Across three seasons and 37 episodes, the lives of the fictionalized Wolff brothers and their bandmates were "mockumented" to great success, with their mother on hand as showrunner and their father Michael Wolff playing their father. "The Naked Brothers Band" was one of the biggest live-action hits of 2000s-era Nickelodeon, and, in an instance of life imitating art, the titular band actually became a thing in real life, thanks to a couple of soundtrack albums that managed to chart in the Top 30 of the Billboard 200.

As Wolff explained to Time Out New York in 2009, "Having our life turned into a mockumentary wasn't as big a deal as some would think. We took all the friendships, Alex's one liners, and my music and put it into a storyline; it was a heightened reality."

Nat Wolff drew raves for his supporting turn in Palo Alto

After "The Naked Brothers Band" ended in 2009, Nat Wolff appeared in a series of films throughout the early 2010s, including "New Year's Eve," "Peace, Love & Misunderstanding," and "Stuck in Love." His most notable role of this period was in "Palo Alto," a Gia Coppola-directed drama film about the ennui-filled lives of teenagers in the titular California city.

Even though it was centered on April (Emma Roberts), "Palo Alto" largely pivoted on the character of Fred, the loose-cannon best friend of April's crush Teddy (Jack Kilmer). Introduced by slamming his car into a wall for fun, Fred was the most extreme result of the boredom and directionlessness that plagued the film's entire milieu — an entitled, out-of-control jerk who would stop at absolutely nothing to feel something. His increasingly reckless and sociopathic actions gave "Palo Alto" much of its dramatic thrust, and Wolff's unhinged performance in the role drew near-unanimous praise from critics, with Empire arguing he "burns a hole in the screen." He even got awards attention, earning a Best Supporting Actor nomination in the International Online Cinema "Halfway Award" honoring the best films of the first half of 2014 (via IMDb).

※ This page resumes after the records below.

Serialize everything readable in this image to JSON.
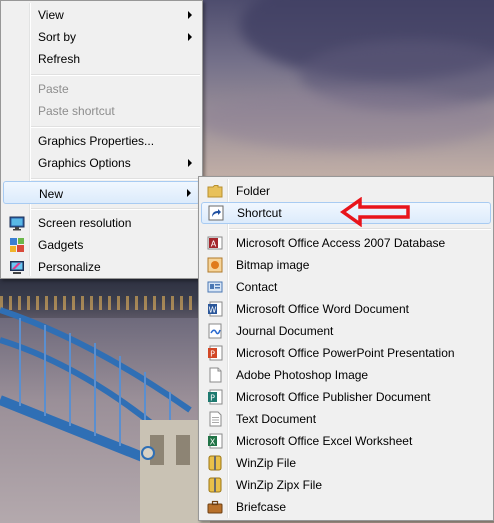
{
  "context_menu": {
    "items": [
      {
        "label": "View",
        "submenu": true,
        "enabled": true
      },
      {
        "label": "Sort by",
        "submenu": true,
        "enabled": true
      },
      {
        "label": "Refresh",
        "submenu": false,
        "enabled": true
      },
      {
        "label": "Paste",
        "submenu": false,
        "enabled": false
      },
      {
        "label": "Paste shortcut",
        "submenu": false,
        "enabled": false
      },
      {
        "label": "Graphics Properties...",
        "submenu": false,
        "enabled": true
      },
      {
        "label": "Graphics Options",
        "submenu": true,
        "enabled": true
      },
      {
        "label": "New",
        "submenu": true,
        "enabled": true,
        "highlighted": true
      },
      {
        "label": "Screen resolution",
        "icon": "screen-resolution-icon",
        "enabled": true
      },
      {
        "label": "Gadgets",
        "icon": "gadgets-icon",
        "enabled": true
      },
      {
        "label": "Personalize",
        "icon": "personalize-icon",
        "enabled": true
      }
    ]
  },
  "new_submenu": {
    "items": [
      {
        "label": "Folder",
        "icon": "folder-icon"
      },
      {
        "label": "Shortcut",
        "icon": "shortcut-icon",
        "highlighted": true
      },
      {
        "label": "Microsoft Office Access 2007 Database",
        "icon": "access-icon"
      },
      {
        "label": "Bitmap image",
        "icon": "bitmap-icon"
      },
      {
        "label": "Contact",
        "icon": "contact-icon"
      },
      {
        "label": "Microsoft Office Word Document",
        "icon": "word-icon"
      },
      {
        "label": "Journal Document",
        "icon": "journal-icon"
      },
      {
        "label": "Microsoft Office PowerPoint Presentation",
        "icon": "powerpoint-icon"
      },
      {
        "label": "Adobe Photoshop Image",
        "icon": "photoshop-icon"
      },
      {
        "label": "Microsoft Office Publisher Document",
        "icon": "publisher-icon"
      },
      {
        "label": "Text Document",
        "icon": "text-document-icon"
      },
      {
        "label": "Microsoft Office Excel Worksheet",
        "icon": "excel-icon"
      },
      {
        "label": "WinZip File",
        "icon": "winzip-icon"
      },
      {
        "label": "WinZip Zipx File",
        "icon": "winzip-zipx-icon"
      },
      {
        "label": "Briefcase",
        "icon": "briefcase-icon"
      }
    ]
  },
  "colors": {
    "highlight_border": "#a8cbf2",
    "highlight_fill": "#dcebfc",
    "menu_bg": "#f0f0f0",
    "disabled_text": "#8d8d8d",
    "callout_arrow": "#e8141b"
  }
}
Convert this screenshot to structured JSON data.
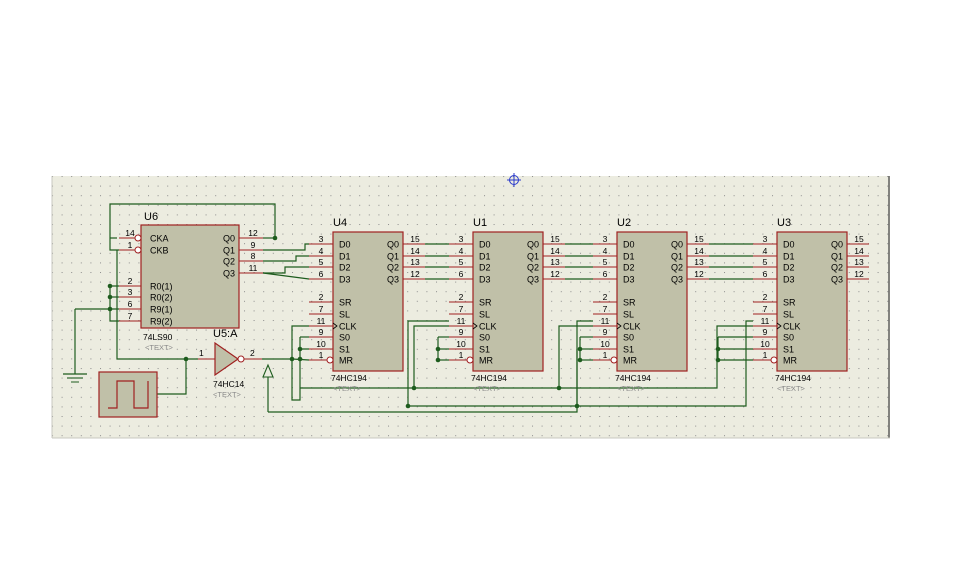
{
  "registers": [
    {
      "ref": "U4",
      "value": "74HC194",
      "text": "<TEXT>"
    },
    {
      "ref": "U1",
      "value": "74HC194",
      "text": "<TEXT>"
    },
    {
      "ref": "U2",
      "value": "74HC194",
      "text": "<TEXT>"
    },
    {
      "ref": "U3",
      "value": "74HC194",
      "text": "<TEXT>"
    }
  ],
  "reg_left_pins": [
    {
      "name": "D0",
      "num": "3"
    },
    {
      "name": "D1",
      "num": "4"
    },
    {
      "name": "D2",
      "num": "5"
    },
    {
      "name": "D3",
      "num": "6"
    },
    {
      "name": "SR",
      "num": "2"
    },
    {
      "name": "SL",
      "num": "7"
    },
    {
      "name": "CLK",
      "num": "11"
    },
    {
      "name": "S0",
      "num": "9"
    },
    {
      "name": "S1",
      "num": "10"
    },
    {
      "name": "MR",
      "num": "1"
    }
  ],
  "reg_right_pins": [
    {
      "name": "Q0",
      "num": "15"
    },
    {
      "name": "Q1",
      "num": "14"
    },
    {
      "name": "Q2",
      "num": "13"
    },
    {
      "name": "Q3",
      "num": "12"
    }
  ],
  "counter": {
    "ref": "U6",
    "value": "74LS90",
    "text": "<TEXT>",
    "left_pins": [
      {
        "name": "CKA",
        "num": "14"
      },
      {
        "name": "CKB",
        "num": "1"
      },
      {
        "name": "R0(1)",
        "num": "2"
      },
      {
        "name": "R0(2)",
        "num": "3"
      },
      {
        "name": "R9(1)",
        "num": "6"
      },
      {
        "name": "R9(2)",
        "num": "7"
      }
    ],
    "right_pins": [
      {
        "name": "Q0",
        "num": "12"
      },
      {
        "name": "Q1",
        "num": "9"
      },
      {
        "name": "Q2",
        "num": "8"
      },
      {
        "name": "Q3",
        "num": "11"
      }
    ]
  },
  "inverter": {
    "ref": "U5:A",
    "value": "74HC14",
    "text": "<TEXT>",
    "in_pin": "1",
    "out_pin": "2"
  },
  "icons": [
    "ground-icon",
    "clock-source-icon",
    "probe-arrow-icon",
    "origin-crosshair-icon"
  ],
  "colors": {
    "wire": "#1e5c1e",
    "pin": "#a02020",
    "body": "#c0c0a8",
    "sheet": "#ecece0",
    "grid": "#8c8c8c"
  }
}
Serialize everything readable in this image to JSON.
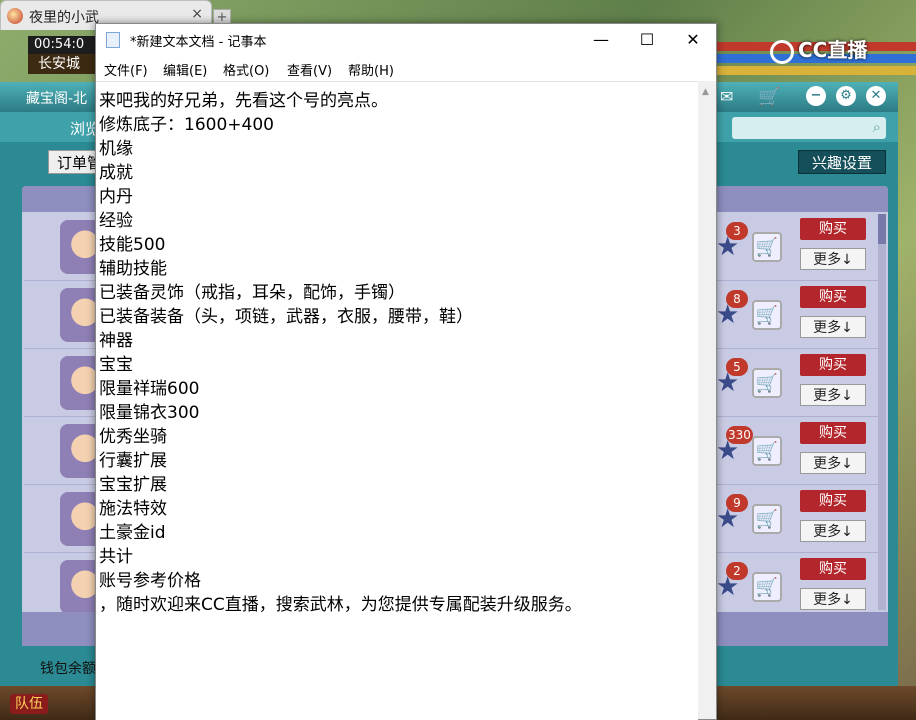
{
  "browser": {
    "tab_title": "夜里的小武",
    "close": "×",
    "new_tab": "+"
  },
  "hud": {
    "time": "00:54:0",
    "location": "长安城"
  },
  "cc_logo": {
    "text": "CC直播"
  },
  "treasure": {
    "title": "藏宝阁-北",
    "nav_label": "浏览",
    "order_label": "订单管",
    "interest_button": "兴趣设置",
    "wallet_label": "钱包余额",
    "rows": [
      {
        "badge": "3",
        "buy": "购买",
        "more": "更多↓"
      },
      {
        "badge": "8",
        "buy": "购买",
        "more": "更多↓"
      },
      {
        "badge": "5",
        "buy": "购买",
        "more": "更多↓"
      },
      {
        "badge": "330",
        "buy": "购买",
        "more": "更多↓"
      },
      {
        "badge": "9",
        "buy": "购买",
        "more": "更多↓"
      },
      {
        "badge": "2",
        "buy": "购买",
        "more": "更多↓"
      }
    ]
  },
  "bottom_bar": {
    "team_button": "队伍"
  },
  "notepad": {
    "title": "*新建文本文档 - 记事本",
    "controls": {
      "minimize": "—",
      "maximize": "☐",
      "close": "✕"
    },
    "menu": [
      "文件(F)",
      "编辑(E)",
      "格式(O)",
      "查看(V)",
      "帮助(H)"
    ],
    "lines": [
      "来吧我的好兄弟，先看这个号的亮点。",
      "修炼底子：1600+400",
      "机缘",
      "成就",
      "内丹",
      "经验",
      "技能500",
      "辅助技能",
      "已装备灵饰（戒指，耳朵，配饰，手镯）",
      "已装备装备（头，项链，武器，衣服，腰带，鞋）",
      "神器",
      "宝宝",
      "限量祥瑞600",
      "限量锦衣300",
      "优秀坐骑",
      "行囊扩展",
      "宝宝扩展",
      "施法特效",
      "土豪金id",
      "共计",
      "账号参考价格",
      "，随时欢迎来CC直播，搜索武林，为您提供专属配装升级服务。"
    ]
  },
  "colors": {
    "buy_red": "#b3262c",
    "teal": "#2b8a93",
    "panel_lavender": "#c9cbe4"
  }
}
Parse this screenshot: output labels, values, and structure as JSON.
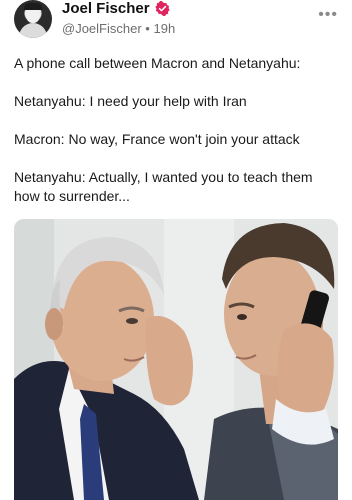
{
  "post": {
    "author_name": "Joel Fischer",
    "handle": "@JoelFischer",
    "separator": "•",
    "timestamp": "19h",
    "more_icon": "more-horizontal-icon",
    "verified_color": "#e0245e"
  },
  "content": {
    "lines": [
      "A phone call between Macron and Netanyahu:",
      "Netanyahu: I need your help with Iran",
      "Macron: No way, France won't join your attack",
      "Netanyahu: Actually, I wanted you to teach them how to surrender..."
    ]
  },
  "media": {
    "alt_icon": "photo-image"
  }
}
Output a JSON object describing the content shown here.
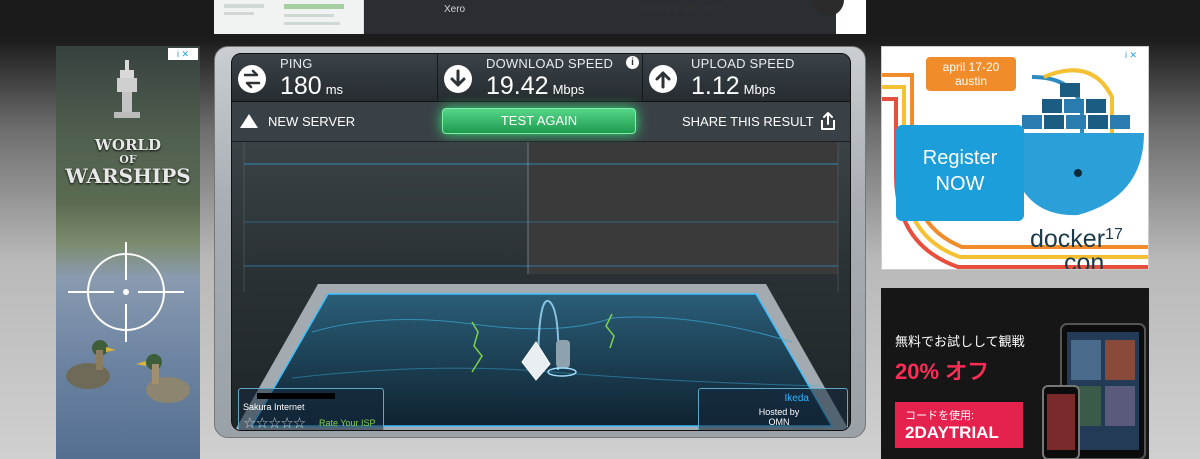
{
  "top_ad": {
    "brand": "Xero",
    "tagline": "invoicing with Xero."
  },
  "left_ad": {
    "adchoice": "i ✕",
    "logo_line1": "WORLD",
    "logo_line2": "OF",
    "logo_line3": "WARSHIPS"
  },
  "speedtest": {
    "ping": {
      "label": "PING",
      "value": "180",
      "unit": "ms",
      "icon": "ping-icon"
    },
    "download": {
      "label": "DOWNLOAD SPEED",
      "value": "19.42",
      "unit": "Mbps",
      "icon": "download-arrow-icon"
    },
    "upload": {
      "label": "UPLOAD SPEED",
      "value": "1.12",
      "unit": "Mbps",
      "icon": "upload-arrow-icon"
    },
    "info_icon": "i",
    "new_server": "NEW SERVER",
    "test_again": "TEST AGAIN",
    "share": "SHARE THIS RESULT",
    "isp": {
      "name": "Sakura Internet",
      "stars": "☆☆☆☆☆",
      "rate_label": "Rate Your ISP"
    },
    "host": {
      "city": "Ikeda",
      "hosted_by": "Hosted by",
      "host_name": "OMN"
    },
    "colors": {
      "accent_green": "#2fc86a",
      "map_blue": "#2fb4ff"
    }
  },
  "docker_ad": {
    "adchoice": "i ✕",
    "date_line1": "april 17-20",
    "date_line2": "austin",
    "register_line1": "Register",
    "register_line2": "NOW",
    "brand": "docker",
    "brand_year": "17",
    "brand_con": "con"
  },
  "promo_ad": {
    "line1": "無料でお試しして観戦",
    "line2": "20% オフ",
    "code_label": "コードを使用:",
    "code_value": "2DAYTRIAL"
  }
}
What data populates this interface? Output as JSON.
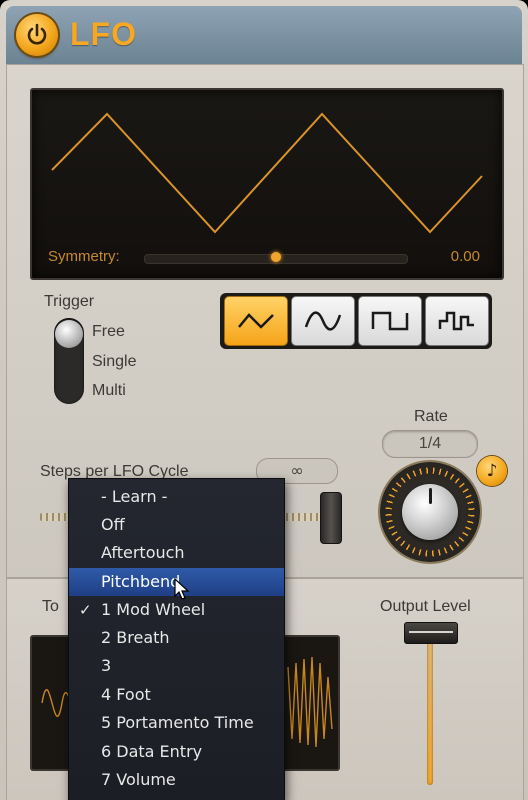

He earned newfound mainstream visibility in two John Green adaptations

By 2014, Nat Wolff had decisively grown out of his child-star years and was beginning to become equally or more visible for his young-adult projects. This was confirmed by his supporting performance in the worldwide hit teen drama "The Fault in Our Stars," in which he was third-billed as Isaac, the best friend of co-protagonist Augustus Waters (Ansel Elgort).

His endearing, delightful work as the unflinchingly good-humored Isaac, who cracked jokes even as he suffered through the pain of retinoblastoma, made him an instant breakout star along with Elgort and Shailene Woodley. It came as no surprise at all when he was cast as the lead, Quentin Jacobsen, in the next high-profile John Green adaptation, 2016's "Paper Towns."

Though the scavenger-hunt mystery film wasn't quite as much of a smash hit as "The Fault in Our Stars," it still made a splash among teen audiences, particularly due to the chemistry between Wolff and co-star Cara Delevingne. The one-two punch of "The Fault in Our Stars" and "Paper Towns" made Nat Wolff a household name and confirmed him as a new Hollywood leading man in the making.

He was a highlight in the star-studded cast of post-apocalyptic miniseries The Stand

Developed by Josh Boone (who directed Nat Wolff in "Stuck in Love") and Benjamin Cavell from a novel by Stephen King, 2020's "The Stand" was the first high-profile stab at the increasingly popular limited series format on CBS's streaming platform CBS All Access (since renamed Paramount+). It's one of the biggest roles Nat Wolff has nabbed since his controversial performance in "Death Note" in 2017.

Following a plague-ridden post-apocalyptic world in which the few remaining survivors are torn between the benevolent Mother Abagail (Whoopi Goldberg) and the dreadful Randall Flagg (Alexander Skarsgård) in an epic battle for the fate of humanity, "The Stand" painted an elemental story of good vs. evil across a wide blockbuster canvas. Despite the high production values and star-studded cast, the reception was mixed — save for a few elements consistently singled out for praise. One of those was the performance of Nat Wolff, who played evil henchman and convicted mass murderer Lloyd Henreid; The A.V. Club deemed his "brazen take" on the character an "an unexpected delight," and RogerEbert.com praised his dedication to the role, calling him "incredibly game."